Dataset entries:
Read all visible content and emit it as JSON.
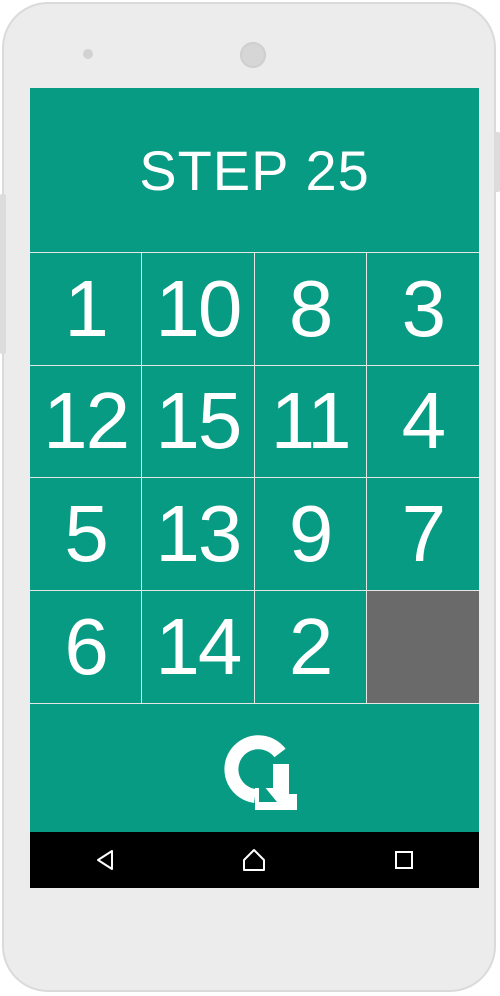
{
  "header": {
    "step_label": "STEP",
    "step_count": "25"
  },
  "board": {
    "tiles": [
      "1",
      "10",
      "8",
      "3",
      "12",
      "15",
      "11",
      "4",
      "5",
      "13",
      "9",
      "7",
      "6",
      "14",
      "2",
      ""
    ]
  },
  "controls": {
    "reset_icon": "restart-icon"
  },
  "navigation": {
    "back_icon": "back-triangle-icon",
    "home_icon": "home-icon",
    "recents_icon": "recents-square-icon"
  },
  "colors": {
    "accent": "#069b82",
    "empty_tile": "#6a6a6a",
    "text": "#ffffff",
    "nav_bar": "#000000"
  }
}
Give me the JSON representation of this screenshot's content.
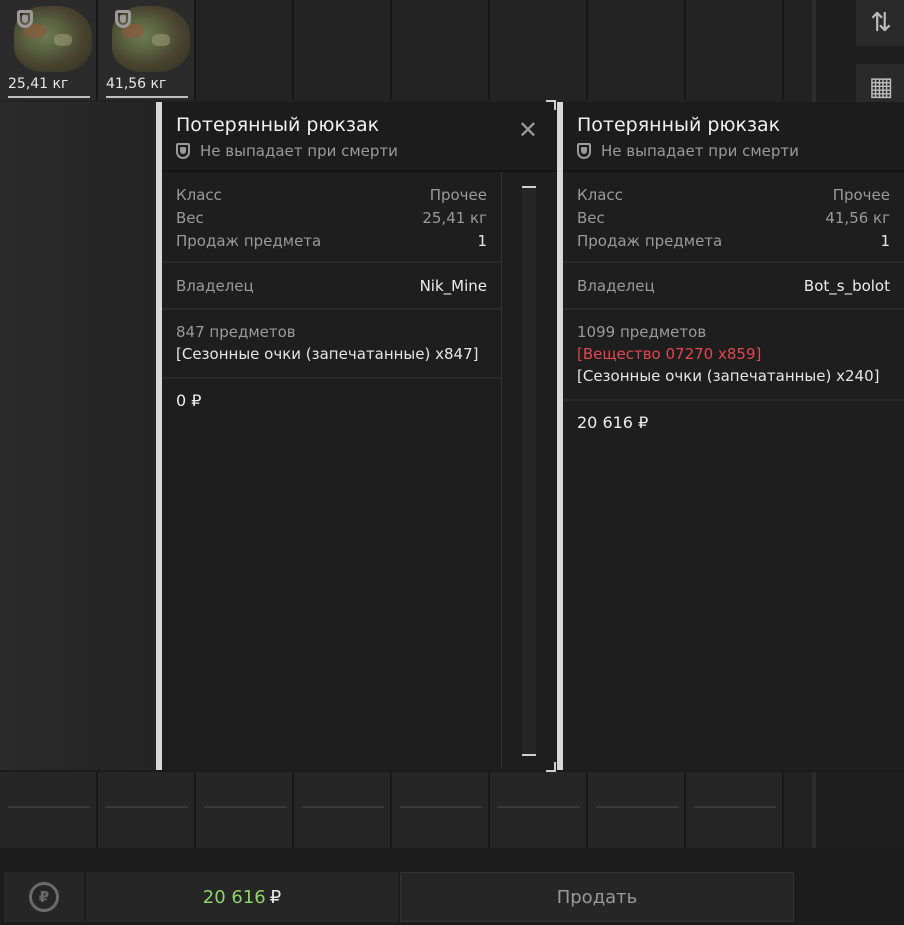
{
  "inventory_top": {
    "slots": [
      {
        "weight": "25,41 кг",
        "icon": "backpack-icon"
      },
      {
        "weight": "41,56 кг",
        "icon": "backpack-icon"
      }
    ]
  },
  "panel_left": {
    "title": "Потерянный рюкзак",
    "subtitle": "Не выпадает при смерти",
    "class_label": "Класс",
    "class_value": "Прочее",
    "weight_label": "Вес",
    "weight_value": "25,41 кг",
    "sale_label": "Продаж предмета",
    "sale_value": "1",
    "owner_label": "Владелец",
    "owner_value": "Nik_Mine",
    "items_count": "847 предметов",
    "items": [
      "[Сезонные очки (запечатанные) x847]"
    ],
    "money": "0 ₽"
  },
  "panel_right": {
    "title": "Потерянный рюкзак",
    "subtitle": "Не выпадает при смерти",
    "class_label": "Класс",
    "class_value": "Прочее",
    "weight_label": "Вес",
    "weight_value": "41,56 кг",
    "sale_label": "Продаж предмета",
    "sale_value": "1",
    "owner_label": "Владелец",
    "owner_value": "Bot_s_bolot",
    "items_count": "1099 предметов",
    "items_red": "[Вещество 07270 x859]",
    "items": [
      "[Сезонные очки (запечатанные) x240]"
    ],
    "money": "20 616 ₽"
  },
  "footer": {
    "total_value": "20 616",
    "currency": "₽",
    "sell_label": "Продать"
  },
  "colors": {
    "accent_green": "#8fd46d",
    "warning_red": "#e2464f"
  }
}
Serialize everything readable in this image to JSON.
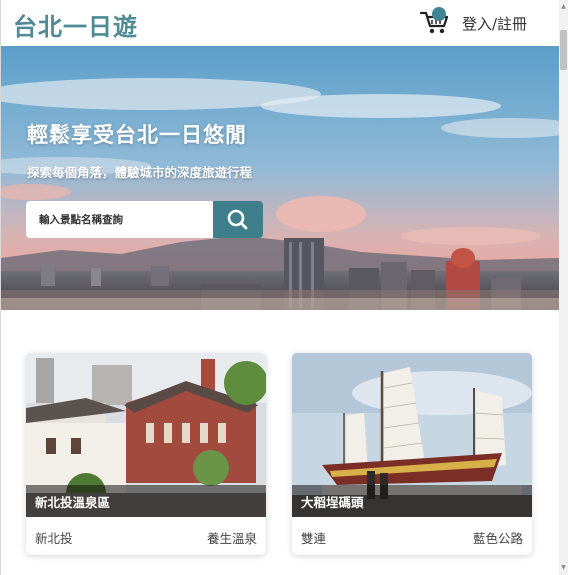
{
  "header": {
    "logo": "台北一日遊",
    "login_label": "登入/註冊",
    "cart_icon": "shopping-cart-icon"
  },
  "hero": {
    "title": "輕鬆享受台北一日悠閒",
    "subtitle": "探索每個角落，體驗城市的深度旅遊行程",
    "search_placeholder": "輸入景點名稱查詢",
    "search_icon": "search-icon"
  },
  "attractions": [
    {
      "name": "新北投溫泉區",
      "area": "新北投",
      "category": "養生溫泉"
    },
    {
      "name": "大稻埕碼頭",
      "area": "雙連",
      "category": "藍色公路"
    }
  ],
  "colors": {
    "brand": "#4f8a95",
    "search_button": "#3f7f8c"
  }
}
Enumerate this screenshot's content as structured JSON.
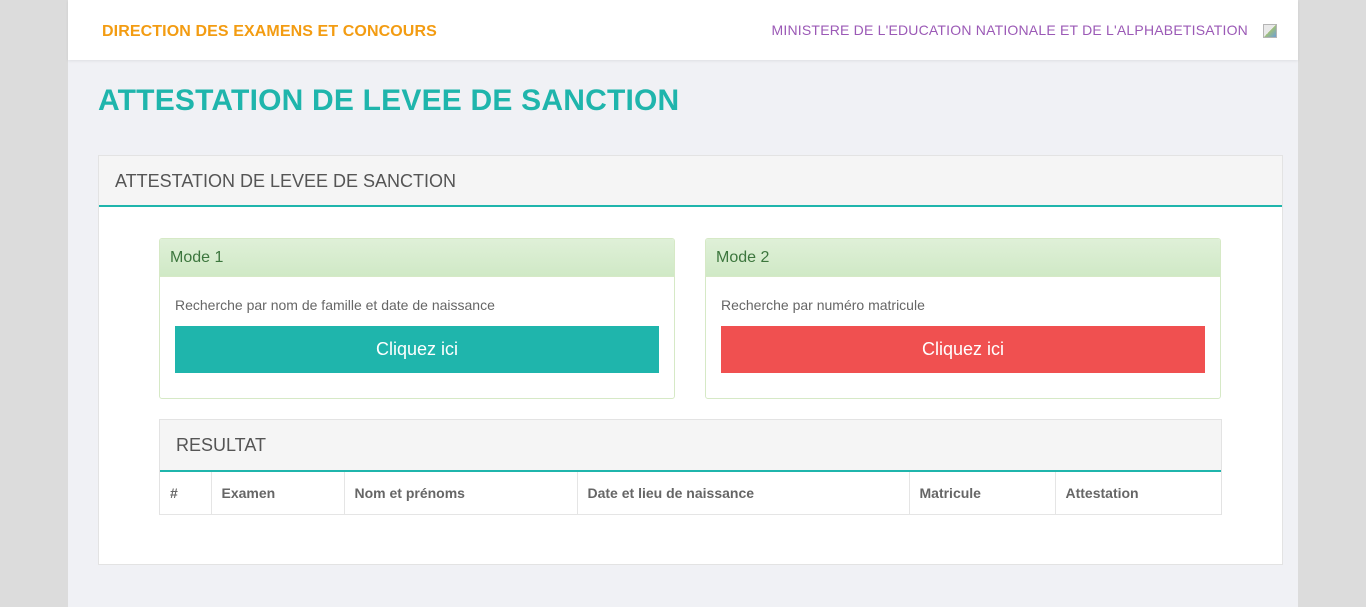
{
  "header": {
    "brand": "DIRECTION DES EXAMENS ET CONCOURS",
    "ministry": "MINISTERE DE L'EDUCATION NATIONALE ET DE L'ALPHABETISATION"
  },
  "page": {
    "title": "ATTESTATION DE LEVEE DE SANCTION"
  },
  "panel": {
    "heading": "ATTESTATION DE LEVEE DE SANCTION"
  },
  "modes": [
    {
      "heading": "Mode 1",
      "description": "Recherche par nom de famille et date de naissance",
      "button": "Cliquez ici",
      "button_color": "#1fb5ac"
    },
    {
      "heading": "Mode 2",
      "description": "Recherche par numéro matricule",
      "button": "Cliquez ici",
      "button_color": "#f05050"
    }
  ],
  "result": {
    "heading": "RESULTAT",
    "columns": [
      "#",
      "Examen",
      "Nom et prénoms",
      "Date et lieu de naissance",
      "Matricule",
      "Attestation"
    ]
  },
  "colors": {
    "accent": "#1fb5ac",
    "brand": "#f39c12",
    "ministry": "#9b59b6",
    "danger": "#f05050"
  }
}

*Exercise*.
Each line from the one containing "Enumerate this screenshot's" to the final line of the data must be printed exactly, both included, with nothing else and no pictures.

*Output for this task*.
Enumerate this screenshot's content as structured JSON.
{
  "header": {
    "brand": "DIRECTION DES EXAMENS ET CONCOURS",
    "ministry": "MINISTERE DE L'EDUCATION NATIONALE ET DE L'ALPHABETISATION"
  },
  "page": {
    "title": "ATTESTATION DE LEVEE DE SANCTION"
  },
  "panel": {
    "heading": "ATTESTATION DE LEVEE DE SANCTION"
  },
  "modes": [
    {
      "heading": "Mode 1",
      "description": "Recherche par nom de famille et date de naissance",
      "button": "Cliquez ici",
      "button_color": "#1fb5ac"
    },
    {
      "heading": "Mode 2",
      "description": "Recherche par numéro matricule",
      "button": "Cliquez ici",
      "button_color": "#f05050"
    }
  ],
  "result": {
    "heading": "RESULTAT",
    "columns": [
      "#",
      "Examen",
      "Nom et prénoms",
      "Date et lieu de naissance",
      "Matricule",
      "Attestation"
    ]
  },
  "colors": {
    "accent": "#1fb5ac",
    "brand": "#f39c12",
    "ministry": "#9b59b6",
    "danger": "#f05050"
  }
}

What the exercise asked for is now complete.